◆ What to produce: Once you have read the data below, write it all out exactly.

Data records for software interfaces:

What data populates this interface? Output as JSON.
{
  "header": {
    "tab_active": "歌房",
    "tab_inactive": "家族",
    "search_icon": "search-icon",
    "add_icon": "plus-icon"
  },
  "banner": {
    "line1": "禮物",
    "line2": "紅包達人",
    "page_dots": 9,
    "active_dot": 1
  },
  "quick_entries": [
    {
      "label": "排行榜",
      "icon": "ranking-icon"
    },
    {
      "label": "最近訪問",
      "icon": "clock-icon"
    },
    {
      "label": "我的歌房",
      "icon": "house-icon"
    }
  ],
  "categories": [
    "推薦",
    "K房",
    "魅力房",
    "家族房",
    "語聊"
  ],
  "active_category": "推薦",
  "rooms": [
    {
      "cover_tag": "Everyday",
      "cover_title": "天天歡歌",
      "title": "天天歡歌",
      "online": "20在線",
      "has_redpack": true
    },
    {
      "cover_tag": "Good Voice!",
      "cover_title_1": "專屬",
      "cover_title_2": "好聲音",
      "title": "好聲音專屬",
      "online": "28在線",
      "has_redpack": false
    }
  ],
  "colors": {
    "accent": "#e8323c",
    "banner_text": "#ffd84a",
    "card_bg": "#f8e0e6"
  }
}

◆ Answer for the task:
What data populates this interface? Output as JSON.
{
  "header": {
    "tab_active": "歌房",
    "tab_inactive": "家族",
    "search_icon": "search-icon",
    "add_icon": "plus-icon"
  },
  "banner": {
    "line1": "禮物",
    "line2": "紅包達人",
    "page_dots": 9,
    "active_dot": 1
  },
  "quick_entries": [
    {
      "label": "排行榜",
      "icon": "ranking-icon"
    },
    {
      "label": "最近訪問",
      "icon": "clock-icon"
    },
    {
      "label": "我的歌房",
      "icon": "house-icon"
    }
  ],
  "categories": [
    "推薦",
    "K房",
    "魅力房",
    "家族房",
    "語聊"
  ],
  "active_category": "推薦",
  "rooms": [
    {
      "cover_tag": "Everyday",
      "cover_title": "天天歡歌",
      "title": "天天歡歌",
      "online": "20在線",
      "has_redpack": true
    },
    {
      "cover_tag": "Good Voice!",
      "cover_title_1": "專屬",
      "cover_title_2": "好聲音",
      "title": "好聲音專屬",
      "online": "28在線",
      "has_redpack": false
    }
  ],
  "colors": {
    "accent": "#e8323c",
    "banner_text": "#ffd84a",
    "card_bg": "#f8e0e6"
  }
}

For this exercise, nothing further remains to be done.